▸ **WHAT IS NEEDED**: Scan the entries for lines with the word "content" and copy those lines.

[Dataset rows for apps and sites]

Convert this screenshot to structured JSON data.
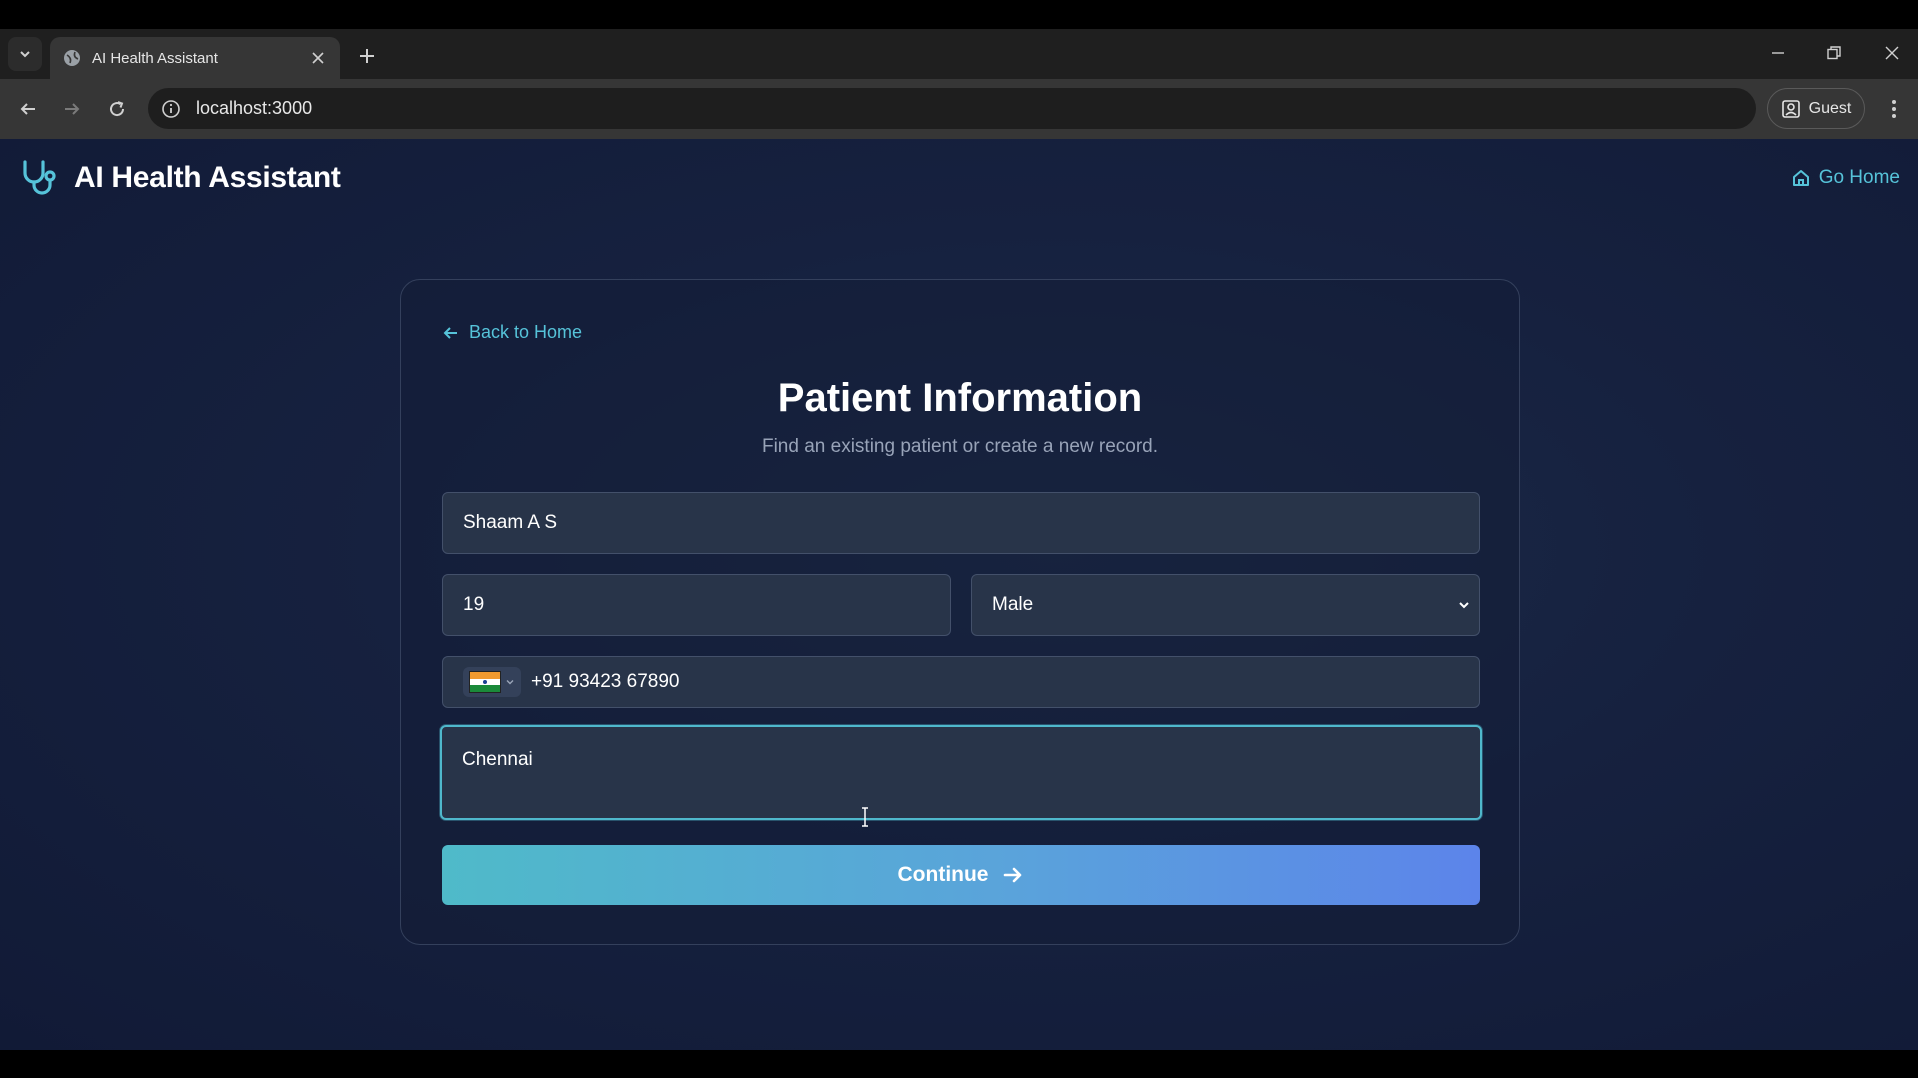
{
  "browser": {
    "tab_title": "AI Health Assistant",
    "url": "localhost:3000",
    "profile_label": "Guest"
  },
  "app": {
    "brand_title": "AI Health Assistant",
    "go_home_label": "Go Home",
    "accent_color": "#56c3d9"
  },
  "form": {
    "back_label": "Back to Home",
    "title": "Patient Information",
    "subtitle": "Find an existing patient or create a new record.",
    "name_value": "Shaam A S",
    "age_value": "19",
    "gender_selected": "Male",
    "phone_value": "+91 93423 67890",
    "country_flag": "india-flag-icon",
    "city_value": "Chennai",
    "continue_label": "Continue"
  }
}
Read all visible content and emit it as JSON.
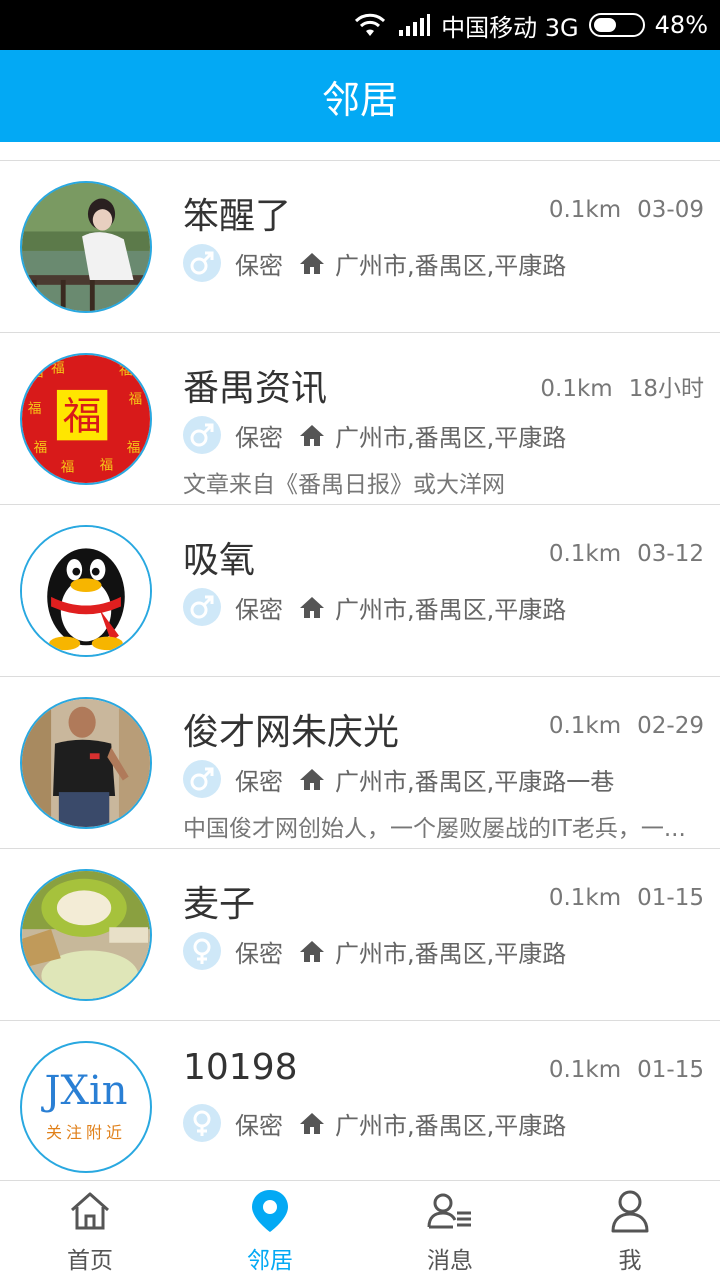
{
  "status_bar": {
    "carrier": "中国移动 3G",
    "battery": "48%",
    "battery_level": 0.48
  },
  "header": {
    "title": "邻居"
  },
  "neighbors": [
    {
      "name": "笨醒了",
      "distance": "0.1km",
      "time": "03-09",
      "gender": "male",
      "privacy": "保密",
      "location": "广州市,番禺区,平康路",
      "description": ""
    },
    {
      "name": "番禺资讯",
      "distance": "0.1km",
      "time": "18小时",
      "gender": "male",
      "privacy": "保密",
      "location": "广州市,番禺区,平康路",
      "description": "文章来自《番禺日报》或大洋网"
    },
    {
      "name": "吸氧",
      "distance": "0.1km",
      "time": "03-12",
      "gender": "male",
      "privacy": "保密",
      "location": "广州市,番禺区,平康路",
      "description": ""
    },
    {
      "name": "俊才网朱庆光",
      "distance": "0.1km",
      "time": "02-29",
      "gender": "male",
      "privacy": "保密",
      "location": "广州市,番禺区,平康路一巷",
      "description": "中国俊才网创始人，一个屡败屡战的IT老兵，一..."
    },
    {
      "name": "麦子",
      "distance": "0.1km",
      "time": "01-15",
      "gender": "female",
      "privacy": "保密",
      "location": "广州市,番禺区,平康路",
      "description": ""
    },
    {
      "name": "10198",
      "distance": "0.1km",
      "time": "01-15",
      "gender": "female",
      "privacy": "保密",
      "location": "广州市,番禺区,平康路",
      "description": "",
      "avatar_text": "JXin",
      "avatar_subtext": "关注附近"
    }
  ],
  "tabs": [
    {
      "label": "首页",
      "icon": "home-icon",
      "active": false
    },
    {
      "label": "邻居",
      "icon": "location-pin-icon",
      "active": true
    },
    {
      "label": "消息",
      "icon": "message-icon",
      "active": false
    },
    {
      "label": "我",
      "icon": "person-icon",
      "active": false
    }
  ],
  "colors": {
    "accent": "#03a9f4",
    "gender_bg": "#cfe8f8"
  }
}
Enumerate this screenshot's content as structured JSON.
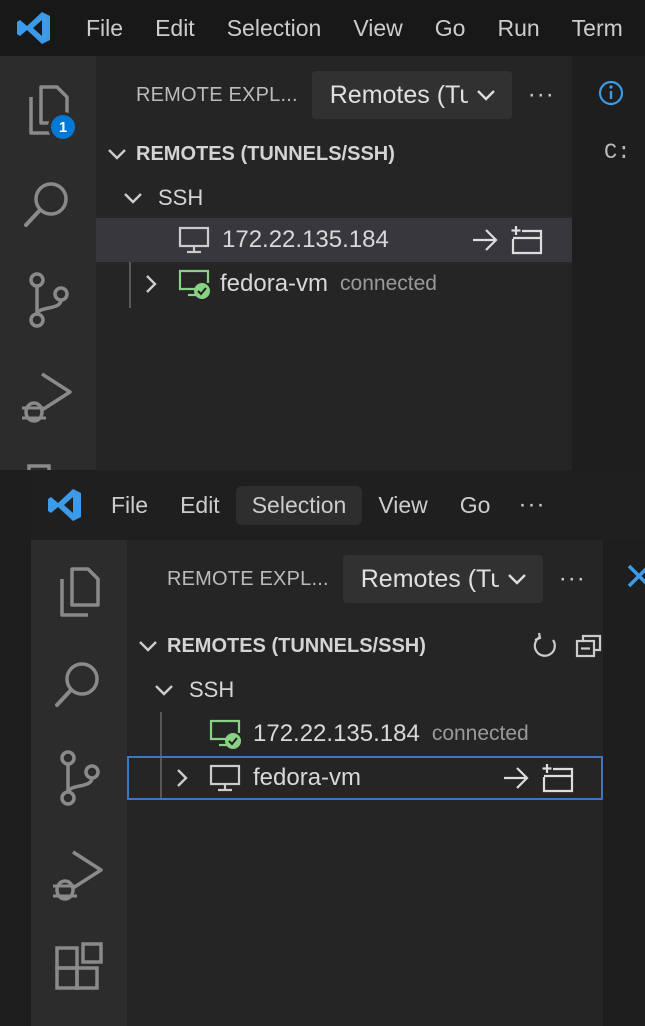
{
  "menu": {
    "back": [
      "File",
      "Edit",
      "Selection",
      "View",
      "Go",
      "Run",
      "Term"
    ],
    "front": [
      "File",
      "Edit",
      "Selection",
      "View",
      "Go"
    ],
    "more": "···"
  },
  "activity": {
    "explorer_badge": "1"
  },
  "sidebar": {
    "view_title": "REMOTE EXPL...",
    "remotes_dropdown": "Remotes (Tunnels/SSH)",
    "more": "···",
    "section": "REMOTES (TUNNELS/SSH)",
    "group": "SSH"
  },
  "back_window": {
    "hosts": [
      {
        "name": "172.22.135.184",
        "status": ""
      },
      {
        "name": "fedora-vm",
        "status": "connected"
      }
    ]
  },
  "front_window": {
    "hosts": [
      {
        "name": "172.22.135.184",
        "status": "connected"
      },
      {
        "name": "fedora-vm",
        "status": ""
      }
    ]
  },
  "editor_back": {
    "breadcrumb": "C:",
    "tab_icon": "info-icon"
  },
  "colors": {
    "accent": "#0078d4",
    "logo": "#3c9be8",
    "connected": "#89d185",
    "focus_border": "#3b77c9"
  }
}
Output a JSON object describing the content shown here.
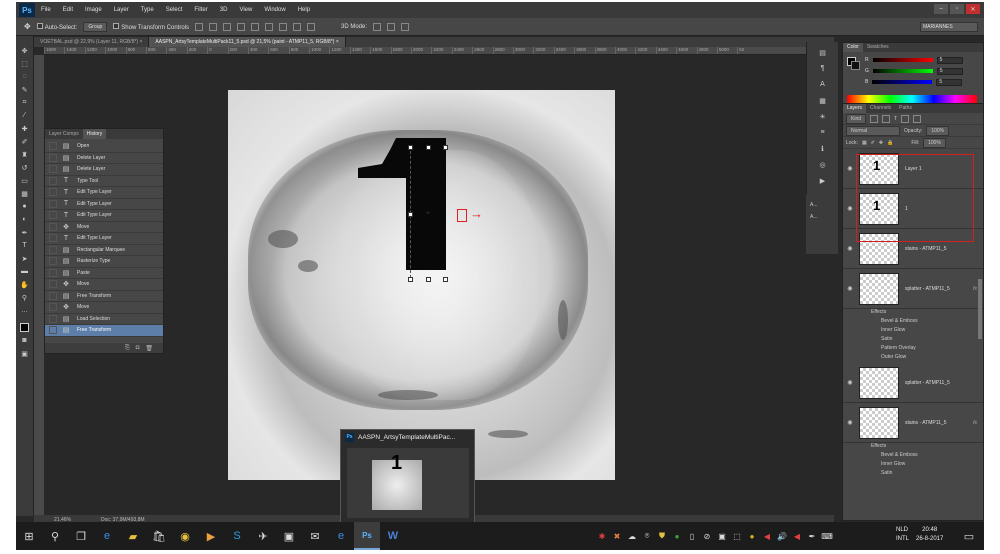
{
  "app": {
    "logo": "Ps",
    "menu": [
      "File",
      "Edit",
      "Image",
      "Layer",
      "Type",
      "Select",
      "Filter",
      "3D",
      "View",
      "Window",
      "Help"
    ],
    "window_controls": [
      "–",
      "▫",
      "✕"
    ]
  },
  "options_bar": {
    "auto_select_label": "Auto-Select:",
    "auto_select_value": "Group",
    "show_transform_label": "Show Transform Controls",
    "mode_3d_label": "3D Mode:",
    "workspace": "MARIANNES"
  },
  "tabs": [
    {
      "label": "VOETBAL.psd @ 22,9% (Layer 11, RGB/8*)",
      "close": "×"
    },
    {
      "label": "AASPN_ArtsyTemplateMultiPack11_5.psd @ 21,5% (paint - ATMP11_5, RGB/8*)",
      "close": "×"
    }
  ],
  "ruler_ticks": [
    "1600",
    "1400",
    "1200",
    "1000",
    "800",
    "600",
    "400",
    "200",
    "0",
    "200",
    "400",
    "600",
    "800",
    "1000",
    "1200",
    "1400",
    "1600",
    "1800",
    "2000",
    "2200",
    "2400",
    "2600",
    "2800",
    "3000",
    "3200",
    "3400",
    "3600",
    "3800",
    "4000",
    "4200",
    "4400",
    "4600",
    "4800",
    "5000",
    "52"
  ],
  "canvas": {
    "numeral": "1"
  },
  "history_panel": {
    "tabs": [
      "Layer Comps",
      "History"
    ],
    "active_tab": "History",
    "items": [
      {
        "label": "Open",
        "icon": "doc-icon"
      },
      {
        "label": "Delete Layer",
        "icon": "doc-icon"
      },
      {
        "label": "Delete Layer",
        "icon": "doc-icon"
      },
      {
        "label": "Type Tool",
        "icon": "type-icon"
      },
      {
        "label": "Edit Type Layer",
        "icon": "type-icon"
      },
      {
        "label": "Edit Type Layer",
        "icon": "type-icon"
      },
      {
        "label": "Edit Type Layer",
        "icon": "type-icon"
      },
      {
        "label": "Move",
        "icon": "move-icon"
      },
      {
        "label": "Edit Type Layer",
        "icon": "type-icon"
      },
      {
        "label": "Rectangular Marquee",
        "icon": "doc-icon"
      },
      {
        "label": "Rasterize Type",
        "icon": "doc-icon"
      },
      {
        "label": "Paste",
        "icon": "doc-icon"
      },
      {
        "label": "Move",
        "icon": "move-icon"
      },
      {
        "label": "Free Transform",
        "icon": "doc-icon"
      },
      {
        "label": "Move",
        "icon": "move-icon"
      },
      {
        "label": "Load Selection",
        "icon": "doc-icon"
      },
      {
        "label": "Free Transform",
        "icon": "doc-icon"
      }
    ],
    "selected_index": 16
  },
  "status_bar": {
    "zoom": "21,46%",
    "doc": "Doc: 37,9M/493,8M"
  },
  "thumbnail": {
    "title": "AASPN_ArtsyTemplateMultiPac...",
    "numeral": "1"
  },
  "color_panel": {
    "tabs": [
      "Color",
      "Swatches"
    ],
    "channels": [
      {
        "label": "R",
        "value": "5",
        "gradient": "linear-gradient(to right,#000,#f00)"
      },
      {
        "label": "G",
        "value": "5",
        "gradient": "linear-gradient(to right,#000,#0f0)"
      },
      {
        "label": "B",
        "value": "5",
        "gradient": "linear-gradient(to right,#000,#00f)"
      }
    ]
  },
  "strip2": [
    "A...",
    "A..."
  ],
  "layers_panel": {
    "tabs": [
      "Layers",
      "Channels",
      "Paths"
    ],
    "filter_label": "Kind",
    "blend_mode": "Normal",
    "opacity_label": "Opacity:",
    "opacity": "100%",
    "lock_label": "Lock:",
    "fill_label": "Fill:",
    "fill": "100%",
    "layers": [
      {
        "name": "Layer 1",
        "numeral": "1",
        "fx": "",
        "effects": []
      },
      {
        "name": "1",
        "numeral": "1",
        "fx": "",
        "effects": []
      },
      {
        "name": "stains - ATMP11_5",
        "numeral": "",
        "fx": "",
        "effects": []
      },
      {
        "name": "splatter - ATMP11_5",
        "numeral": "",
        "fx": "fx",
        "effects_head": "Effects",
        "effects": [
          "Bevel & Emboss",
          "Inner Glow",
          "Satin",
          "Pattern Overlay",
          "Outer Glow"
        ]
      },
      {
        "name": "splatter - ATMP11_5",
        "numeral": "",
        "fx": "",
        "effects": []
      },
      {
        "name": "stains - ATMP11_5",
        "numeral": "",
        "fx": "fx",
        "effects_head": "Effects",
        "effects": [
          "Bevel & Emboss",
          "Inner Glow",
          "Satin"
        ]
      }
    ]
  },
  "taskbar": {
    "lang": [
      "NLD",
      "INTL"
    ],
    "time": "20:48",
    "date": "26-8-2017"
  },
  "colors": {
    "selection_blue": "#5c7ea8",
    "annotation_red": "#e02020"
  }
}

▸ **ANSWER BOX**:
Read all visible content and emit it as JSON.
Enumerate this screenshot's content as structured JSON.
Output a JSON object describing the content shown here.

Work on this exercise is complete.